- [Task objective] Look for the word "valor". Copy every line of the listing where it occurs.

- [Study material]
-- Opening Marker --

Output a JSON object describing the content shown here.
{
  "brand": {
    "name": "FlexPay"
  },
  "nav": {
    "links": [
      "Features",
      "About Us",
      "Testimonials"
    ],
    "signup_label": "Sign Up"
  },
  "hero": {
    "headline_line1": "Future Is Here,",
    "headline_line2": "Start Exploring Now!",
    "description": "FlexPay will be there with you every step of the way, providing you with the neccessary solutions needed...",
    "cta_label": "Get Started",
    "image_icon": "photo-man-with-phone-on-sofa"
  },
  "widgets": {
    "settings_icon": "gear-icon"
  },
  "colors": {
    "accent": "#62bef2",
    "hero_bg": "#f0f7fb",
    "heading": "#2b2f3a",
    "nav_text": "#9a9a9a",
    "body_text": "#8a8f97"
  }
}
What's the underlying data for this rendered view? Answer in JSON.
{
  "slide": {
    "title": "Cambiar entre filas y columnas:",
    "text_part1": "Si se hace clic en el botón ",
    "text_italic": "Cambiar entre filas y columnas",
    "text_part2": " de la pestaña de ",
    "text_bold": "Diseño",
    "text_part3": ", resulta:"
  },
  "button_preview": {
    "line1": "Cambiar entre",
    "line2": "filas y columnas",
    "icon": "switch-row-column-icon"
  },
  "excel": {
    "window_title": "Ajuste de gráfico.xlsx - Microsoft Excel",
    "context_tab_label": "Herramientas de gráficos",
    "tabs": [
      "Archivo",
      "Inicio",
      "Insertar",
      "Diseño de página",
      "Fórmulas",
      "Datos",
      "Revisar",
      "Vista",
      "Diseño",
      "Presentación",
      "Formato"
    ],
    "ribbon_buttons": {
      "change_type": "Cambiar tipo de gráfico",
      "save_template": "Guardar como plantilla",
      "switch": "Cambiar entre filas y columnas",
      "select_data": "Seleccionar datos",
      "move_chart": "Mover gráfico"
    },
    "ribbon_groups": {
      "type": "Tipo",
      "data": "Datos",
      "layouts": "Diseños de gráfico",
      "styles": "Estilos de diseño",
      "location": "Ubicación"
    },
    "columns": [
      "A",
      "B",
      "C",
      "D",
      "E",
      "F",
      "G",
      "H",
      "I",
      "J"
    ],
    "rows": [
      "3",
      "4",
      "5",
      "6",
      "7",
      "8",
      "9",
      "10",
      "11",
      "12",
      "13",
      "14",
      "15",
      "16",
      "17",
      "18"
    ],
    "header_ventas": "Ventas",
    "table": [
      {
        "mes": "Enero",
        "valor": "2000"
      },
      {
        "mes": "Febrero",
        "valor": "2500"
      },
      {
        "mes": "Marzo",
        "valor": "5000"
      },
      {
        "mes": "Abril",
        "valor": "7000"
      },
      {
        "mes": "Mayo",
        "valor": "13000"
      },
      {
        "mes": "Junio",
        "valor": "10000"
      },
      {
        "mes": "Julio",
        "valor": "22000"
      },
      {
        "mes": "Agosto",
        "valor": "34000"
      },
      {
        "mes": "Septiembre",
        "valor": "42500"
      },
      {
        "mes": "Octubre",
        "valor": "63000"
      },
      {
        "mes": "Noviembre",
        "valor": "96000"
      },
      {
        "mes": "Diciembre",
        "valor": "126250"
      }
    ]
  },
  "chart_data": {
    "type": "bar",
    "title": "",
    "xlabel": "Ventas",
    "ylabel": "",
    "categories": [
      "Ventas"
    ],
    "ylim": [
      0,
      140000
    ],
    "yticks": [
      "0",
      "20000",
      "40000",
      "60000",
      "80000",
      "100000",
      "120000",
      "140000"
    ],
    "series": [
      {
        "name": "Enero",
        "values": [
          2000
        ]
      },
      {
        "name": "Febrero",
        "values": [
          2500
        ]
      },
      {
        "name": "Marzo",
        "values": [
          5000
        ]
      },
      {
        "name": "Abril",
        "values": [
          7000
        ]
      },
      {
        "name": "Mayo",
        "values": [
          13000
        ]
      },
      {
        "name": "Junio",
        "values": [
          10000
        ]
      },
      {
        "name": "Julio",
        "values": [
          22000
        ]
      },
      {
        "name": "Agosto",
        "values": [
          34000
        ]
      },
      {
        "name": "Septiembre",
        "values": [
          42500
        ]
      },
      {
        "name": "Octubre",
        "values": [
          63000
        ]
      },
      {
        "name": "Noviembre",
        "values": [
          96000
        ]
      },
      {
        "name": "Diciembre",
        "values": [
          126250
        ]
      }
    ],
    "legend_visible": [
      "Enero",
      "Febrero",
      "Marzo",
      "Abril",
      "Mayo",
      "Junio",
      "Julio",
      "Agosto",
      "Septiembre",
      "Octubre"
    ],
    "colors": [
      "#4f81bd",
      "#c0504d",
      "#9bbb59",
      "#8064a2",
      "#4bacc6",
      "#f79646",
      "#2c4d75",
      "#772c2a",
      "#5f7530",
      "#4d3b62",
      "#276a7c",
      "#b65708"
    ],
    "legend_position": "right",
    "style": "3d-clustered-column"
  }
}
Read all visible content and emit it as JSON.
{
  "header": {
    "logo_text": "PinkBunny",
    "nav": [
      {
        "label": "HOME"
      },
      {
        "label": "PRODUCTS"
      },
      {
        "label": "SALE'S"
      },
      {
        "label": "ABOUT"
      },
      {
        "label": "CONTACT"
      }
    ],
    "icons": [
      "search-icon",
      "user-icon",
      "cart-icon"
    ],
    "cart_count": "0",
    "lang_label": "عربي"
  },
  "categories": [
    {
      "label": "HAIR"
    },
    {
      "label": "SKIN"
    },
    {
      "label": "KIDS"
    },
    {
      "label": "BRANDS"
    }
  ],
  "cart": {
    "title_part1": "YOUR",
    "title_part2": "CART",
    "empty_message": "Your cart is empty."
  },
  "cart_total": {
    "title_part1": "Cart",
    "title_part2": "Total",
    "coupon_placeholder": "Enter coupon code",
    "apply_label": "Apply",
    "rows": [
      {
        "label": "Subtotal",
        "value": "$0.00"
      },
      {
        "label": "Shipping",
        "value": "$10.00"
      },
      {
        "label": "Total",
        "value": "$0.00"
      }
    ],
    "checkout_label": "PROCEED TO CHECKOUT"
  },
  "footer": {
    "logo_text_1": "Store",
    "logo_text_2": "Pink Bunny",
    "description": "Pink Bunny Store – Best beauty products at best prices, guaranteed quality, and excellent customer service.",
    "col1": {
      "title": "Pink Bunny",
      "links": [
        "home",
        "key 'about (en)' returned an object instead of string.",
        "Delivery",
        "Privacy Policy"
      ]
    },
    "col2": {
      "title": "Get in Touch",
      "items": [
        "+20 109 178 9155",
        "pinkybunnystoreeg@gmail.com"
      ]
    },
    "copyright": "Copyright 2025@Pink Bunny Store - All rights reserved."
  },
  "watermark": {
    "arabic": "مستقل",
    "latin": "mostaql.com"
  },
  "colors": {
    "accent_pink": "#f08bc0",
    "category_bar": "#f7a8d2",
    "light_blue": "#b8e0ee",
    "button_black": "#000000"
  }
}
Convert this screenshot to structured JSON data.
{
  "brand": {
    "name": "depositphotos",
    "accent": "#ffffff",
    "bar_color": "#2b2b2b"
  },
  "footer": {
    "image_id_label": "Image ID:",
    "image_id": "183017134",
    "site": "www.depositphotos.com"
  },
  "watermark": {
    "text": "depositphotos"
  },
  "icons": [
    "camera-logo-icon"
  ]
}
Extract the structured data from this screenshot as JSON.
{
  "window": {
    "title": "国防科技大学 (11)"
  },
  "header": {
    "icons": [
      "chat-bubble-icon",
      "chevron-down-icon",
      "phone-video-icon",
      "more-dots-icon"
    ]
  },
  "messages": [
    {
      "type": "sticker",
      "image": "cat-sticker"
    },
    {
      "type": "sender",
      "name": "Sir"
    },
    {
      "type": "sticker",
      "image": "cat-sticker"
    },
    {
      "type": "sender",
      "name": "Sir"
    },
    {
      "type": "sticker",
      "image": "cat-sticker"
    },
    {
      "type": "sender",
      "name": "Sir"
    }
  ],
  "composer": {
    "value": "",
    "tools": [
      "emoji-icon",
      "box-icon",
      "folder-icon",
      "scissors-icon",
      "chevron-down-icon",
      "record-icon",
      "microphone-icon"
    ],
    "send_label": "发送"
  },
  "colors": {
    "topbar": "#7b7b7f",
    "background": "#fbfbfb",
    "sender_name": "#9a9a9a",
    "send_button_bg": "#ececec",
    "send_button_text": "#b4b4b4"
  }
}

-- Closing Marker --

- [Written answer]
        "valor": "2000"
        "valor": "2500"
        "valor": "5000"
        "valor": "7000"
        "valor": "13000"
        "valor": "10000"
        "valor": "22000"
        "valor": "34000"
        "valor": "42500"
        "valor": "63000"
        "valor": "96000"
        "valor": "126250"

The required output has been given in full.